This band carries a lot of baggage, in terms of the endless apocryphal tales of booze, violence and generally self-destructive behaviour linked to their past, and James King himself has a reputation as a curmudgeon to rival Mark E Smith. None of this was evident as the Lonewolves barnstormed their way through an exhilarating set, exuding confidence and positivity. During an explosive ‘(Un)Happy Home’, King dropped in the opening lines from Iggy Pop’s ‘Kill City’, clearly revelling in the assured form of the 2014 Lonewolves. ‘Pretty Blue Eyes’ and ‘Texas Lullaby’ benefited greatly from the full live sound, which seemed to enhance the Television/Tom Verlaine aspects of the band.
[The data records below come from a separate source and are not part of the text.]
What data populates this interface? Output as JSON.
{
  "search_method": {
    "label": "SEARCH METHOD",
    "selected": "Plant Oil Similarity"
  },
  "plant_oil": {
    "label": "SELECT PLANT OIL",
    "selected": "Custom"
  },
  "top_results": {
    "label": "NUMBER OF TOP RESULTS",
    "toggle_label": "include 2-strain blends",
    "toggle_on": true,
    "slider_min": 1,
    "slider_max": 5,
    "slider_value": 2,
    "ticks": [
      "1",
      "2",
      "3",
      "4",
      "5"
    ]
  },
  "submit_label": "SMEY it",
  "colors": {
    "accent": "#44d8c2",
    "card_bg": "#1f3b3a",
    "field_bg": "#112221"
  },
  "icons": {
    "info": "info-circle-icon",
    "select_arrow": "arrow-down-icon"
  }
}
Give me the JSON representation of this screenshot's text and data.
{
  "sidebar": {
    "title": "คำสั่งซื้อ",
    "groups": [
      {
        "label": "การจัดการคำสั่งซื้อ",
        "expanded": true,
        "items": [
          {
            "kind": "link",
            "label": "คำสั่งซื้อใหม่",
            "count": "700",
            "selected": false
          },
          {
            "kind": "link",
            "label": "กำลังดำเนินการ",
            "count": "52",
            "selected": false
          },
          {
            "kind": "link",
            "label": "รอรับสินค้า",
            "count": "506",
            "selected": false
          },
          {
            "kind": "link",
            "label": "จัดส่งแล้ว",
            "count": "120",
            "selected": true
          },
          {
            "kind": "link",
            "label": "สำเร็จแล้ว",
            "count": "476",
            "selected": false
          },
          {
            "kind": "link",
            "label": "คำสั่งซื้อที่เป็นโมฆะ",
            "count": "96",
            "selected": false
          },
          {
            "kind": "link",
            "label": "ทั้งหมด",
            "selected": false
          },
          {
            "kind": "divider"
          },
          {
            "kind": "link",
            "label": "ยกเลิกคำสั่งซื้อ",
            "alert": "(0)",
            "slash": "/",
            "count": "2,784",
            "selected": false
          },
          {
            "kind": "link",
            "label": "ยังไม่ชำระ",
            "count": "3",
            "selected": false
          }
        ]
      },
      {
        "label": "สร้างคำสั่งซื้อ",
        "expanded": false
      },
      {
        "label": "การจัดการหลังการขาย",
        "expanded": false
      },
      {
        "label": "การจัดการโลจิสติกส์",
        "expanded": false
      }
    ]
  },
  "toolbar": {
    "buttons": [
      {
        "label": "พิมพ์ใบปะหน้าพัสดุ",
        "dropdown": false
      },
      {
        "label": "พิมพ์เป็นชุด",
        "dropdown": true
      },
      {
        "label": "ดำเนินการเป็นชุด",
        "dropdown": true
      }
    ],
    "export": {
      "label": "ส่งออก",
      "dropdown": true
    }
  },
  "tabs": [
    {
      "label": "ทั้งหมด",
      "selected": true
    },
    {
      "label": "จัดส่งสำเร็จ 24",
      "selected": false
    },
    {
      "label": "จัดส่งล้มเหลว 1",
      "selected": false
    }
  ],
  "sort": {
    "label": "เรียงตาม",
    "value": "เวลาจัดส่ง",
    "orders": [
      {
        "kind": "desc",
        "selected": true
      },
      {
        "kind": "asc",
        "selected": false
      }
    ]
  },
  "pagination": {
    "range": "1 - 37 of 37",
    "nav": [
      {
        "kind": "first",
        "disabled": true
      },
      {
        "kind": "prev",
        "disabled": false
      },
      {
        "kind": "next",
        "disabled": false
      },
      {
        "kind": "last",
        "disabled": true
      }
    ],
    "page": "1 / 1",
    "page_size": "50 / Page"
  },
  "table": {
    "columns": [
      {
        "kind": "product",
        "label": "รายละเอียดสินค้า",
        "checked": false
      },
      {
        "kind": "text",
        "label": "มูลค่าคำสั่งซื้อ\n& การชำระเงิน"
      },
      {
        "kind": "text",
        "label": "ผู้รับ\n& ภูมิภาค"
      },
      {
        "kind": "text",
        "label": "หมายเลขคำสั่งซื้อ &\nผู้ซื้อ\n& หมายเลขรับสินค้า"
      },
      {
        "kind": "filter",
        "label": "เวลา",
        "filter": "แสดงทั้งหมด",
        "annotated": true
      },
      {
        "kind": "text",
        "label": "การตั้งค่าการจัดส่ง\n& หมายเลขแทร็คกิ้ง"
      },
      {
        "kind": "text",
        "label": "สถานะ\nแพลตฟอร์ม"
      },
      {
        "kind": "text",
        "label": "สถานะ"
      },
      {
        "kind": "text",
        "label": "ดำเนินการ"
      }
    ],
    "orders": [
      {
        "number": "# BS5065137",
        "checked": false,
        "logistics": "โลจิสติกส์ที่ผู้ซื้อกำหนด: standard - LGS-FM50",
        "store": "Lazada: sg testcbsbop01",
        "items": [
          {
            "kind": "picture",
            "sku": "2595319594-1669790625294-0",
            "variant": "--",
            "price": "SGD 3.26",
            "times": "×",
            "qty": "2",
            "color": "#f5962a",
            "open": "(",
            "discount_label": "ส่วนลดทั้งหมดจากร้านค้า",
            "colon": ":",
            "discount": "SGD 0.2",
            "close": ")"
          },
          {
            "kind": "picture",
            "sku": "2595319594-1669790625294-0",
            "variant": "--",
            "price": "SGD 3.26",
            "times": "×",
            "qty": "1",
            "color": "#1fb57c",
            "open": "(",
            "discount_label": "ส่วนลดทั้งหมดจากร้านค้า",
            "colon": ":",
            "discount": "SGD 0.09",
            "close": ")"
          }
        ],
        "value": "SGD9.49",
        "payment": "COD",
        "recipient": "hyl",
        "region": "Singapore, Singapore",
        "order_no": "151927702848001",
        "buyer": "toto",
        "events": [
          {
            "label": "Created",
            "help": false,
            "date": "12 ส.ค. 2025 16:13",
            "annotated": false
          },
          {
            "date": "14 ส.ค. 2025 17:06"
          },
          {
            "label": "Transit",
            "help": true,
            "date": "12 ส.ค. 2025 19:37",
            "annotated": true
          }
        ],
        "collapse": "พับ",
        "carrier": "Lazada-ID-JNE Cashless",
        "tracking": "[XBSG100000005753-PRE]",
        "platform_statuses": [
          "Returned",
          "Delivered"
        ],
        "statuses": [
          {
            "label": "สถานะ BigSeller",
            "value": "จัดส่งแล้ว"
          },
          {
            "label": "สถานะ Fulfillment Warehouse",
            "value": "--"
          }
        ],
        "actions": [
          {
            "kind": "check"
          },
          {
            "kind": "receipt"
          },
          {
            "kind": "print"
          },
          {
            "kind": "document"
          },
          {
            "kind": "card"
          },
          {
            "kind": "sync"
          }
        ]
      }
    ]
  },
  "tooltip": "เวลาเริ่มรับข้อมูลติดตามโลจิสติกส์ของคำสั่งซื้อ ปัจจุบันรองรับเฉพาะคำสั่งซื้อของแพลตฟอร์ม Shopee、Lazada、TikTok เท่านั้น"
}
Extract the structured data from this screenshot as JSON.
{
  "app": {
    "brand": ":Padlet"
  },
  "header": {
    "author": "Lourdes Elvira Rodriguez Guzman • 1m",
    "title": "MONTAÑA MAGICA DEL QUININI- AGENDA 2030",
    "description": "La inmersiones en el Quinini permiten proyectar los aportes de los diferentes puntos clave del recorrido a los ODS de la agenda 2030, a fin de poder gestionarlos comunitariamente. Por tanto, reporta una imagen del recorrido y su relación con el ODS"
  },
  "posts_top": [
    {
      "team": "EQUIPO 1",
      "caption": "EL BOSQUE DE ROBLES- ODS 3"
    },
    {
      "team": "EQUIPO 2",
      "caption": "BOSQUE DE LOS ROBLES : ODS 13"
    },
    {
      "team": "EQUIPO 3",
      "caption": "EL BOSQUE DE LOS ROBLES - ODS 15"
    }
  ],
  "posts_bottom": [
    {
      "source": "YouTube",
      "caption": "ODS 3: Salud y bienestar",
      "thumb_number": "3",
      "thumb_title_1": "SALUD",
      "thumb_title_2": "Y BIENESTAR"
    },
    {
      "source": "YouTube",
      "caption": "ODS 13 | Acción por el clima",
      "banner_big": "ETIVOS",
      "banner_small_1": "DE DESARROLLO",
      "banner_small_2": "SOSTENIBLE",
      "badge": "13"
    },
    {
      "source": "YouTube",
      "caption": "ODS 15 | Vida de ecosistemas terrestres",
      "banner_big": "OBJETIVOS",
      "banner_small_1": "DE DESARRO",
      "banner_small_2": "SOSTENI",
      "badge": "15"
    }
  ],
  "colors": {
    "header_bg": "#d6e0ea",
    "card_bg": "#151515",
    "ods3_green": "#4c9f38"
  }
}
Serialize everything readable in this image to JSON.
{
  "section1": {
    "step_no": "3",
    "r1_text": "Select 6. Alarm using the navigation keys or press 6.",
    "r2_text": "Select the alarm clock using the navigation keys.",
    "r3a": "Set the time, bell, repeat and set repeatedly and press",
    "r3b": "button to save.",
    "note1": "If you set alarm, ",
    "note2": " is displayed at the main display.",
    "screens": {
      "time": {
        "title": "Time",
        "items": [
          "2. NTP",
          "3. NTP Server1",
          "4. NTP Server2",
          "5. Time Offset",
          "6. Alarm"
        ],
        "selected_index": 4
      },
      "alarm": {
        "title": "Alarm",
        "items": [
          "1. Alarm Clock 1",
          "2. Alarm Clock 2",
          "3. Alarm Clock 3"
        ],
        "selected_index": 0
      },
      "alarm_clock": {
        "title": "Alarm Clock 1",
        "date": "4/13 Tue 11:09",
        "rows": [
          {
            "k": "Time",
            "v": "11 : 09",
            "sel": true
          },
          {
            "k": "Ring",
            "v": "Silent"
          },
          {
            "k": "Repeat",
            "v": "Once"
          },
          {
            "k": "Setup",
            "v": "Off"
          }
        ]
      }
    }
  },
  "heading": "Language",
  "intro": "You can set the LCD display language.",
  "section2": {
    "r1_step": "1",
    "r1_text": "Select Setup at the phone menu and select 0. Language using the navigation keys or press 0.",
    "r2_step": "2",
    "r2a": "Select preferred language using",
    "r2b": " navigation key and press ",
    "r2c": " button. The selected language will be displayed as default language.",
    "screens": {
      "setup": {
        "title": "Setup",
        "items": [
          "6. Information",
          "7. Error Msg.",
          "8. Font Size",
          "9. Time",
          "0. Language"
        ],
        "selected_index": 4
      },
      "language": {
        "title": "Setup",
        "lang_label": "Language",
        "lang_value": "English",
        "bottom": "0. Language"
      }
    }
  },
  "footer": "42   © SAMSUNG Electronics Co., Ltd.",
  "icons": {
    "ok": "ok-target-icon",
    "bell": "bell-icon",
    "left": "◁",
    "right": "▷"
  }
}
The sublime ‘Bridgeton Summer’ was another highlight, the emotional heft of the song surely hitting home for many members of the audience.
(Photo right, James King live by Gavin Fraser.) As the 10pm curfew drew close, the band burned through a closing triptych of ‘Chance I Can’t Deny’, ‘Fun Patrol’ and an emotional finale of ‘A Step Away From Home’, the deeply personal meditation on loss, mortality and the possibility of redemption which also closes ‘Lost Songs of the Confederacy’. There was no way of following that, the Lonewolves knew it and we knew it, and besides, time was up.
The Outsider poet, the Francophile bohemians and the self-proclaimed lone wolves had all played their hearts out, leaving the audience feeling that this is only the beginning, there is much more to come. Roll on 2015.
Buy Lost Songs of the Confederacy here.
Lola in Slacks are on Facebook.
Roy Moller is on Facebook.
Stereogram Recordings website is here.
All words by Gus Ironside, whose Louder Than War archive is here. Live photos by Gavin Fraser.